My father considered a walk among the mountains as the equivalent of churchgoing.
The Hiker Responsibility Code is a set of principles that all hikers can look to before they hit the trail. Similar to the Skier's Responsibility Code endorsed by the National Ski Areas Association, the Hiker Responsibility Code was created to help hikers become more self aware about their responsibility for their own safety every time they are on a hike. It also acknowledges the inherent danger of hiking in the backcountry, and encourages hikers to be better prepared every time they are on the trail.
Hiker Responsibility Code
You are responsible for yourself, so be prepared:
1. With knowledge and gear. Become self reliant by learning about the terrain, conditions, local weather and your equipment before you start.
2. To leave your plans. Tell someone where you are going, the trails you are hiking, when you will return and your emergency plans.
3. To stay together. When you start as a group, hike as a group, end as a group. Pace your hike to the slowest person.
4. To turn back. Weather changes quickly in the mountains. Fatigue and unexpected conditions can also affect your hike. Know your limitations and when to postpone your hike. The mountains will be there another day.
5. For emergencies. Even if you are headed out for just an hour, an injury, severe weather or a wrong turn could become life threatening. Don’t assume you will be rescued; know how to rescue yourself.
6. To share the hiker code with others.
hikeSafe: It’s Your Responsibility.

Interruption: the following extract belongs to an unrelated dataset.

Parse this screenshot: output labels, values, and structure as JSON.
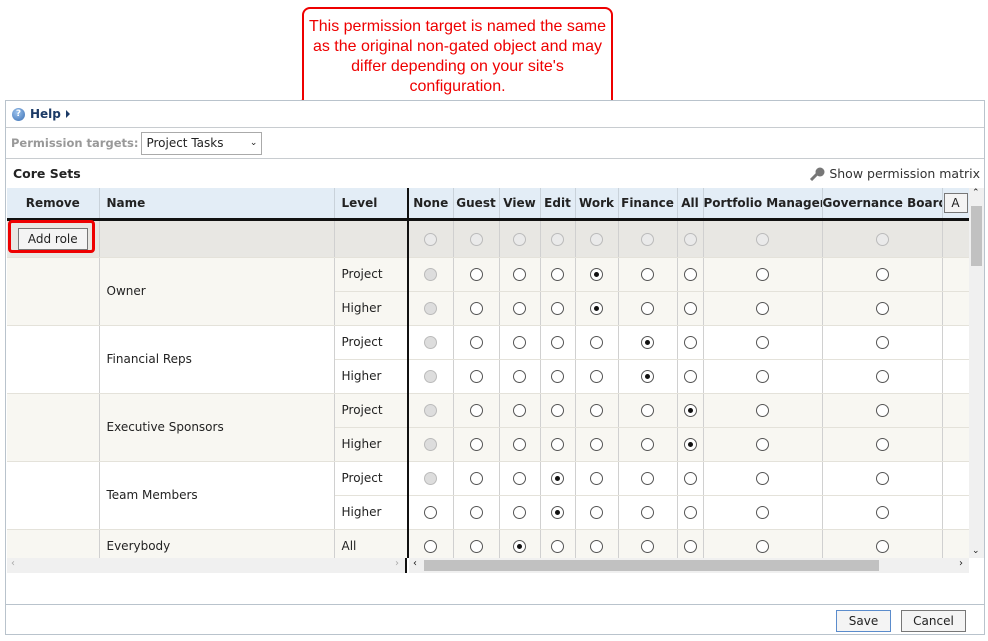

The Hiker Responsibility Code was developed and is endorsed by the White Mountain National Forest and New Hampshire Fish and Game.